=== Exercise aim ===
Repeat the data exactly, please.
━━━━━━
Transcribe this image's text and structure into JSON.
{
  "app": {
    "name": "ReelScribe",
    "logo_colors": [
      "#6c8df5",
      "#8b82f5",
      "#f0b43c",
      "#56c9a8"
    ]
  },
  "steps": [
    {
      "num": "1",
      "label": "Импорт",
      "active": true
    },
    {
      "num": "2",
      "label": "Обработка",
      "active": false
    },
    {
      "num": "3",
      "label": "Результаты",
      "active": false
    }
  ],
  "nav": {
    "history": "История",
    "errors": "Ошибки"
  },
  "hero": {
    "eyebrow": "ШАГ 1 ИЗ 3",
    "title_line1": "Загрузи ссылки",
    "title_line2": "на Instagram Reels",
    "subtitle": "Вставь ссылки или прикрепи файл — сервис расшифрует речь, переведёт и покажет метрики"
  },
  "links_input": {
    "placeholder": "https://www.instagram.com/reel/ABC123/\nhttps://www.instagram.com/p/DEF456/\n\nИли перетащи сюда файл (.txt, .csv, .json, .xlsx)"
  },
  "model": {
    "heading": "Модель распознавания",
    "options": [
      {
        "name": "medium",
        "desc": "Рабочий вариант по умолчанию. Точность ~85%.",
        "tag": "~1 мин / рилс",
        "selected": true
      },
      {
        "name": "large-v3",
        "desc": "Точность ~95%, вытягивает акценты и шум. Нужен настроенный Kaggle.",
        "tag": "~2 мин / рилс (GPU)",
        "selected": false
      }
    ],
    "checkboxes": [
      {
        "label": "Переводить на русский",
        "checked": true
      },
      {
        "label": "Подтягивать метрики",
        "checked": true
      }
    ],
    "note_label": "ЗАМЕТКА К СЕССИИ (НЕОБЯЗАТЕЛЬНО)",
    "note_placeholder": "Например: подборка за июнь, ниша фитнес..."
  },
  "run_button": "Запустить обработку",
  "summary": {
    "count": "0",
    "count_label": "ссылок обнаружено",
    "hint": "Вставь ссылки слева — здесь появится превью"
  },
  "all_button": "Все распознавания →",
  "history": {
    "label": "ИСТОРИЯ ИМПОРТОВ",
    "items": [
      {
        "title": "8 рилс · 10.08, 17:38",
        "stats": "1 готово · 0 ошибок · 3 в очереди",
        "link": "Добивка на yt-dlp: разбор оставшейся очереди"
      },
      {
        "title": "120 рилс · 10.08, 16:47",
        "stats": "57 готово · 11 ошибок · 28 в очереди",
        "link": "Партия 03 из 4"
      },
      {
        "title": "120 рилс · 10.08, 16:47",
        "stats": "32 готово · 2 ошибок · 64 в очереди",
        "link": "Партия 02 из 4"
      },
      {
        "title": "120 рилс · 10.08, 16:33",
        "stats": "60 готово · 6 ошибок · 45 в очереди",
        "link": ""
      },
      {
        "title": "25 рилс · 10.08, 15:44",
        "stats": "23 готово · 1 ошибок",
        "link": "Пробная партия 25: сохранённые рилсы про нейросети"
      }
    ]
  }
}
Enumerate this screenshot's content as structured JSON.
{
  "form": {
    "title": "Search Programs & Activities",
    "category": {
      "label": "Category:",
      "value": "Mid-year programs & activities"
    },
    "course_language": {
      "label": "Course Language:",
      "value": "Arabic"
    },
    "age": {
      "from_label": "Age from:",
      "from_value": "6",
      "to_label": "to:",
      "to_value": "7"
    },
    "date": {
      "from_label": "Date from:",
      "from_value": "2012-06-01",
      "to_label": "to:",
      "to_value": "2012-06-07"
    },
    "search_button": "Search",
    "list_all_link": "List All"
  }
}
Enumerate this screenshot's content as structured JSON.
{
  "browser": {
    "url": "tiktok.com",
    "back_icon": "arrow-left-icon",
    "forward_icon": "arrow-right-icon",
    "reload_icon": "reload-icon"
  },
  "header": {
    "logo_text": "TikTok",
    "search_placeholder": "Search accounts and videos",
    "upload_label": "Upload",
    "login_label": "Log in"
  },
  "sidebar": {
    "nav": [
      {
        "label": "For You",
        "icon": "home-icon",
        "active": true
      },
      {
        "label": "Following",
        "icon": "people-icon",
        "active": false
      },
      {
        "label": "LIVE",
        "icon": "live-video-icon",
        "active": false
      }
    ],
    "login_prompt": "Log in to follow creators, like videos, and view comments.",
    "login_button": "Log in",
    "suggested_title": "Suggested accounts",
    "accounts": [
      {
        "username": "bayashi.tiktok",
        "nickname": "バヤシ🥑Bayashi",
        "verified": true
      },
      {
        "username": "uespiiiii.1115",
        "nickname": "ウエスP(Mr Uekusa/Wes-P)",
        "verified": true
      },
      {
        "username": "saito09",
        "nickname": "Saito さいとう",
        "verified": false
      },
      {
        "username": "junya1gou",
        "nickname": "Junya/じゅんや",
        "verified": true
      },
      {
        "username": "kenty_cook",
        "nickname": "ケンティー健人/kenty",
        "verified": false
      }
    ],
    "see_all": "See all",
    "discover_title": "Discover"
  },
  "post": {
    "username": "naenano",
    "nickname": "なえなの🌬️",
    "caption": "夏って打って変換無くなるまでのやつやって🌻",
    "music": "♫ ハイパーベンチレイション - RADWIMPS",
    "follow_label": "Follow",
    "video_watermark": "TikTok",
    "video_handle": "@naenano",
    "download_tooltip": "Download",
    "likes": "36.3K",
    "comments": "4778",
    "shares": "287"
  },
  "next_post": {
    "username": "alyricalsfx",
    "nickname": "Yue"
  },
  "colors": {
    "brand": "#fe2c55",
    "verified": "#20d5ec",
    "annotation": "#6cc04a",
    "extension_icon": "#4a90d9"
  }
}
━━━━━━
=== Your solution ===
Transcribe this image's text and structure into JSON.
{
  "app": {
    "name": "ReelScribe",
    "logo_colors": [
      "#6c8df5",
      "#8b82f5",
      "#f0b43c",
      "#56c9a8"
    ]
  },
  "steps": [
    {
      "num": "1",
      "label": "Импорт",
      "active": true
    },
    {
      "num": "2",
      "label": "Обработка",
      "active": false
    },
    {
      "num": "3",
      "label": "Результаты",
      "active": false
    }
  ],
  "nav": {
    "history": "История",
    "errors": "Ошибки"
  },
  "hero": {
    "eyebrow": "ШАГ 1 ИЗ 3",
    "title_line1": "Загрузи ссылки",
    "title_line2": "на Instagram Reels",
    "subtitle": "Вставь ссылки или прикрепи файл — сервис расшифрует речь, переведёт и покажет метрики"
  },
  "links_input": {
    "placeholder": "https://www.instagram.com/reel/ABC123/\nhttps://www.instagram.com/p/DEF456/\n\nИли перетащи сюда файл (.txt, .csv, .json, .xlsx)"
  },
  "model": {
    "heading": "Модель распознавания",
    "options": [
      {
        "name": "medium",
        "desc": "Рабочий вариант по умолчанию. Точность ~85%.",
        "tag": "~1 мин / рилс",
        "selected": true
      },
      {
        "name": "large-v3",
        "desc": "Точность ~95%, вытягивает акценты и шум. Нужен настроенный Kaggle.",
        "tag": "~2 мин / рилс (GPU)",
        "selected": false
      }
    ],
    "checkboxes": [
      {
        "label": "Переводить на русский",
        "checked": true
      },
      {
        "label": "Подтягивать метрики",
        "checked": true
      }
    ],
    "note_label": "ЗАМЕТКА К СЕССИИ (НЕОБЯЗАТЕЛЬНО)",
    "note_placeholder": "Например: подборка за июнь, ниша фитнес..."
  },
  "run_button": "Запустить обработку",
  "summary": {
    "count": "0",
    "count_label": "ссылок обнаружено",
    "hint": "Вставь ссылки слева — здесь появится превью"
  },
  "all_button": "Все распознавания →",
  "history": {
    "label": "ИСТОРИЯ ИМПОРТОВ",
    "items": [
      {
        "title": "8 рилс · 10.08, 17:38",
        "stats": "1 готово · 0 ошибок · 3 в очереди",
        "link": "Добивка на yt-dlp: разбор оставшейся очереди"
      },
      {
        "title": "120 рилс · 10.08, 16:47",
        "stats": "57 готово · 11 ошибок · 28 в очереди",
        "link": "Партия 03 из 4"
      },
      {
        "title": "120 рилс · 10.08, 16:47",
        "stats": "32 готово · 2 ошибок · 64 в очереди",
        "link": "Партия 02 из 4"
      },
      {
        "title": "120 рилс · 10.08, 16:33",
        "stats": "60 готово · 6 ошибок · 45 в очереди",
        "link": ""
      },
      {
        "title": "25 рилс · 10.08, 15:44",
        "stats": "23 готово · 1 ошибок",
        "link": "Пробная партия 25: сохранённые рилсы про нейросети"
      }
    ]
  }
}
Enumerate this screenshot's content as structured JSON.
{
  "form": {
    "title": "Search Programs & Activities",
    "category": {
      "label": "Category:",
      "value": "Mid-year programs & activities"
    },
    "course_language": {
      "label": "Course Language:",
      "value": "Arabic"
    },
    "age": {
      "from_label": "Age from:",
      "from_value": "6",
      "to_label": "to:",
      "to_value": "7"
    },
    "date": {
      "from_label": "Date from:",
      "from_value": "2012-06-01",
      "to_label": "to:",
      "to_value": "2012-06-07"
    },
    "search_button": "Search",
    "list_all_link": "List All"
  }
}
Enumerate this screenshot's content as structured JSON.
{
  "browser": {
    "url": "tiktok.com",
    "back_icon": "arrow-left-icon",
    "forward_icon": "arrow-right-icon",
    "reload_icon": "reload-icon"
  },
  "header": {
    "logo_text": "TikTok",
    "search_placeholder": "Search accounts and videos",
    "upload_label": "Upload",
    "login_label": "Log in"
  },
  "sidebar": {
    "nav": [
      {
        "label": "For You",
        "icon": "home-icon",
        "active": true
      },
      {
        "label": "Following",
        "icon": "people-icon",
        "active": false
      },
      {
        "label": "LIVE",
        "icon": "live-video-icon",
        "active": false
      }
    ],
    "login_prompt": "Log in to follow creators, like videos, and view comments.",
    "login_button": "Log in",
    "suggested_title": "Suggested accounts",
    "accounts": [
      {
        "username": "bayashi.tiktok",
        "nickname": "バヤシ🥑Bayashi",
        "verified": true
      },
      {
        "username": "uespiiiii.1115",
        "nickname": "ウエスP(Mr Uekusa/Wes-P)",
        "verified": true
      },
      {
        "username": "saito09",
        "nickname": "Saito さいとう",
        "verified": false
      },
      {
        "username": "junya1gou",
        "nickname": "Junya/じゅんや",
        "verified": true
      },
      {
        "username": "kenty_cook",
        "nickname": "ケンティー健人/kenty",
        "verified": false
      }
    ],
    "see_all": "See all",
    "discover_title": "Discover"
  },
  "post": {
    "username": "naenano",
    "nickname": "なえなの🌬️",
    "caption": "夏って打って変換無くなるまでのやつやって🌻",
    "music": "♫ ハイパーベンチレイション - RADWIMPS",
    "follow_label": "Follow",
    "video_watermark": "TikTok",
    "video_handle": "@naenano",
    "download_tooltip": "Download",
    "likes": "36.3K",
    "comments": "4778",
    "shares": "287"
  },
  "next_post": {
    "username": "alyricalsfx",
    "nickname": "Yue"
  },
  "colors": {
    "brand": "#fe2c55",
    "verified": "#20d5ec",
    "annotation": "#6cc04a",
    "extension_icon": "#4a90d9"
  }
}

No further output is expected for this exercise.